The really modern world, living along zombies
Something i found quite inspiring this morning in my daily blog browsing, a report from Momus, sitting in a discussion about the library of the future, thinking about the internet, empathy, us as bodies, as souls.
Basically, my argument was that, while I appreciate the internet, I can’t forget McLuhan’s idea that the medium is the message. I worry that our windows on the world are getting increasingly ephemeral, and that each one of them is just a series of circular, self-legitimizing metaphors. While I appreciate the net and especially Google’s ability to answer just about any question we have, it’s the (largely unseen) framings that come with our current metaphor set — the proscenium arch of the computer screen — that disturb me. Imagine a cat or a rabbit watching you surf the internet: your body is rigid, you crane towards this small square of white light. For the rabbit, you’re being very stupid and boring. The rabbit knows the important stuff is eating and shitting and running around. While we have bodies, we still live in the material world, and that’s the basic bottom line. This may, of course, be a critique of culture in general. But if we ask what a more embodied culture would be like, we ought to remember Eno’s idea that “the basic unit of cultural currency is empathy”.
And about his way to describe Cory Doctorow, incredibly bright, connected on the web as a post-human zombie, disconnected as an autistic node, something i quite recognize around me. People sitting immersed INTO their computers, completely missing the NOW, their life, the environment around them.
Cory is an odd man. Incredibly bright, he seems to have the multitasking skills of Shotoku Taichi: throughout the meeting, rather than interact with the other people around the table, he tapped away on his laptop, updating Boing Boing or sifting restlessly through images on File Pile. The man has the worst case of ADD I’ve ever seen; a geek so bright he’s become an idiot. His speeches on copyright were super-well-informed, but came across like set pieces he’d delivered many times before at similar events.
Believe me i love the web, but before all i love humans.
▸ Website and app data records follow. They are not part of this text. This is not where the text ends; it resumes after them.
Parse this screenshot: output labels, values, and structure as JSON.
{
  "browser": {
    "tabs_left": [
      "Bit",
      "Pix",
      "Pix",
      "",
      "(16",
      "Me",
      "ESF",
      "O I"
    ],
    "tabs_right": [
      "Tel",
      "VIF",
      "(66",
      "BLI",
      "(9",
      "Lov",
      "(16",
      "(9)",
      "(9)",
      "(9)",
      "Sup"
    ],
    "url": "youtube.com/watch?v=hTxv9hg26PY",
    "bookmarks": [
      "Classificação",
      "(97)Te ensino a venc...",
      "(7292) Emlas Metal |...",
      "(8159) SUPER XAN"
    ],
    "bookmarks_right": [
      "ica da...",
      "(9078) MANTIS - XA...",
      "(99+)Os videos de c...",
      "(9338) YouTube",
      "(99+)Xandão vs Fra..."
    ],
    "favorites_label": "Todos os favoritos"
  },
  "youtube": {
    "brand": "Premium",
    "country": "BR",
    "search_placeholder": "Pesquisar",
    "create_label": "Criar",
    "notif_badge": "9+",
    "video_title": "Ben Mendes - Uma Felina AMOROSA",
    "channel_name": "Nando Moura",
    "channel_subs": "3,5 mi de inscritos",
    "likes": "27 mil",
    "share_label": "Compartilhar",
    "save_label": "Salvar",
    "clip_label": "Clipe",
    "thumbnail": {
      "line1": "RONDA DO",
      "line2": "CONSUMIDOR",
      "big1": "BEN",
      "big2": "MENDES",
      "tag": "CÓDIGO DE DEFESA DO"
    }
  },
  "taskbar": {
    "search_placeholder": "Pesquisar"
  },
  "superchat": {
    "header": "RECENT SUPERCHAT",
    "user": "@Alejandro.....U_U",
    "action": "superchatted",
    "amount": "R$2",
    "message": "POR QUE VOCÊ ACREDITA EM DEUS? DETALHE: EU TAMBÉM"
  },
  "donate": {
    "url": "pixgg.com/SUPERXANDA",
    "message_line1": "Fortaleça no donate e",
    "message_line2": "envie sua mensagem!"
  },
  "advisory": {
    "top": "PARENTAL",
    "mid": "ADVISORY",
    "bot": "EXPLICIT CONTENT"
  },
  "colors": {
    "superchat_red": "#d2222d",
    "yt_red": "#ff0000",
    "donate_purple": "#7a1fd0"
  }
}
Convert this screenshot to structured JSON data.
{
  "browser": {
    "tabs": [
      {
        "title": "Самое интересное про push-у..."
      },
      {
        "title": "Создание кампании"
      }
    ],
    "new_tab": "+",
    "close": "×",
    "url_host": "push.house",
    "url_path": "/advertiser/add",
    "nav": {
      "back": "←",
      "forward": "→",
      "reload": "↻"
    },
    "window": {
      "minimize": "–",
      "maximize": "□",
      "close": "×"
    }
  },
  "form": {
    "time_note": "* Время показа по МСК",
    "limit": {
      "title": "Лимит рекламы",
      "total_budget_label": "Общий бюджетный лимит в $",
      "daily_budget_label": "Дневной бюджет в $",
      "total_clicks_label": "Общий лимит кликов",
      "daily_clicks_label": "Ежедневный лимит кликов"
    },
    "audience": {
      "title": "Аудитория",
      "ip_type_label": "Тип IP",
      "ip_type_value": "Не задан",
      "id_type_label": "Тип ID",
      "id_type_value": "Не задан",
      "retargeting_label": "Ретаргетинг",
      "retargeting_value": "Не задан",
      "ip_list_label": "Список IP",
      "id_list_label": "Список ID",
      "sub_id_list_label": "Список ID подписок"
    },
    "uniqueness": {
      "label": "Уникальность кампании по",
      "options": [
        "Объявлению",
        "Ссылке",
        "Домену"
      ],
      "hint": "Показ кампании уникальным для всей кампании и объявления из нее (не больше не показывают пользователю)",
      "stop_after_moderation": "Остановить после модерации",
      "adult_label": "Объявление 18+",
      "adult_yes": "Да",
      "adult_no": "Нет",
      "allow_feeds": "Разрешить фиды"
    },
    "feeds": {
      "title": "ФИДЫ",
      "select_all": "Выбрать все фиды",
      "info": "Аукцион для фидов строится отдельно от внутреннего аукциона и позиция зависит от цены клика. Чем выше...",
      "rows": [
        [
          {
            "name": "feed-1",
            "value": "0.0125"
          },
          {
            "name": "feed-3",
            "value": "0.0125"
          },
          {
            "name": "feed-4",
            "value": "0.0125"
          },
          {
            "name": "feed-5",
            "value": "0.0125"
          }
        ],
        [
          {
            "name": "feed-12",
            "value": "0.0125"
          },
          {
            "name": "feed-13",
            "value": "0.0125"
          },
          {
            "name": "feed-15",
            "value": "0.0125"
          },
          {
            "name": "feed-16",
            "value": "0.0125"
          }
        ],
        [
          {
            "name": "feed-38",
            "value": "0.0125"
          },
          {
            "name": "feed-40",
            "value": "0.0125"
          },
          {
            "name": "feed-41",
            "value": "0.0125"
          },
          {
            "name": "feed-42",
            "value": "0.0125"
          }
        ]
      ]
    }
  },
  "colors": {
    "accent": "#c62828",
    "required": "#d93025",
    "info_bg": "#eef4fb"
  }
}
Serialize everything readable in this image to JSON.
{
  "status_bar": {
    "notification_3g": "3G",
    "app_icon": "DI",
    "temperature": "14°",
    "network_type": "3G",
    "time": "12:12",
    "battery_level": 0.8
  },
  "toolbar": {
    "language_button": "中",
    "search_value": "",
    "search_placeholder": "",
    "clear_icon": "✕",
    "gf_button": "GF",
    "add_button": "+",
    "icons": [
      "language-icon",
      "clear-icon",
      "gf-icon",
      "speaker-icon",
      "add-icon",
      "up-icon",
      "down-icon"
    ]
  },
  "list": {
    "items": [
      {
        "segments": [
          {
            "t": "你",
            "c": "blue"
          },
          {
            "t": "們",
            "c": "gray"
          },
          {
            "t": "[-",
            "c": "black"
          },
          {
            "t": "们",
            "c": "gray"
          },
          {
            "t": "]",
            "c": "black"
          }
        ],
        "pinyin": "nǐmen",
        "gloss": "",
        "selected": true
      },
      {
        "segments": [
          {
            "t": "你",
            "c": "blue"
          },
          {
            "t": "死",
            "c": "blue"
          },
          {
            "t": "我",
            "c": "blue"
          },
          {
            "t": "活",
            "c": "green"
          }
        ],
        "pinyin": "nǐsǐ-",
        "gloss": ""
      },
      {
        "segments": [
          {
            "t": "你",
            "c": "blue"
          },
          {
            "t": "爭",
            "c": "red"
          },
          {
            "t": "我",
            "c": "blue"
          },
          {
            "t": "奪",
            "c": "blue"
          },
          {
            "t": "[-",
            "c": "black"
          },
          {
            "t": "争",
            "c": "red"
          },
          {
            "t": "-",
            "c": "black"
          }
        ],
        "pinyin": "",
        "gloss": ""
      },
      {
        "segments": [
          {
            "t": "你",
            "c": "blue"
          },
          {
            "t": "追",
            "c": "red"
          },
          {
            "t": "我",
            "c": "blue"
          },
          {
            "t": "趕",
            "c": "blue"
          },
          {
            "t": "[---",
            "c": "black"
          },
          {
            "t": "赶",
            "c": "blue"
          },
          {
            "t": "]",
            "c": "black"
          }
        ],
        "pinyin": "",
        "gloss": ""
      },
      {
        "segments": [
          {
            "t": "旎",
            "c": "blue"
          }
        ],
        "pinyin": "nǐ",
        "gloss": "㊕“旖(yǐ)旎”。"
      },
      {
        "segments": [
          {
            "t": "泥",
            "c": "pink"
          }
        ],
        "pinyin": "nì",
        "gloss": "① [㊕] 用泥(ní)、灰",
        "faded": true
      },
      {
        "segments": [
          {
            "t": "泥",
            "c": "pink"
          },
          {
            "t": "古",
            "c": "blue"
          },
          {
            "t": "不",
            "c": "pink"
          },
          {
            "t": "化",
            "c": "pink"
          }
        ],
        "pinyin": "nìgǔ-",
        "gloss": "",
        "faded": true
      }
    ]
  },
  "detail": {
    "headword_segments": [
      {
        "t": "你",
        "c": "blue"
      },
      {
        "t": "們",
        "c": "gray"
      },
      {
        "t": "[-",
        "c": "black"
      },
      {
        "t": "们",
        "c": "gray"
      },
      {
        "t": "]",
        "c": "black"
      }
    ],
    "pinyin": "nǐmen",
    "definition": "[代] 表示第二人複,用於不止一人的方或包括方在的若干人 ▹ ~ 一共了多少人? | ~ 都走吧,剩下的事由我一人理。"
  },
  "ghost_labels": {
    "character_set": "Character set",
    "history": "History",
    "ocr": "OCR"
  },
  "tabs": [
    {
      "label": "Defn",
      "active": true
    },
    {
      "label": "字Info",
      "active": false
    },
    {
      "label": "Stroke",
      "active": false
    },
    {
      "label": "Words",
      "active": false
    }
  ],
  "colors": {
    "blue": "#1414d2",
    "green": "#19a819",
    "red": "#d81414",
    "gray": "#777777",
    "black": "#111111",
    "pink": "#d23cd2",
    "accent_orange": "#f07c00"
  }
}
The web should be a tool for us to better communicate, express and understand each other – not to create living zombies.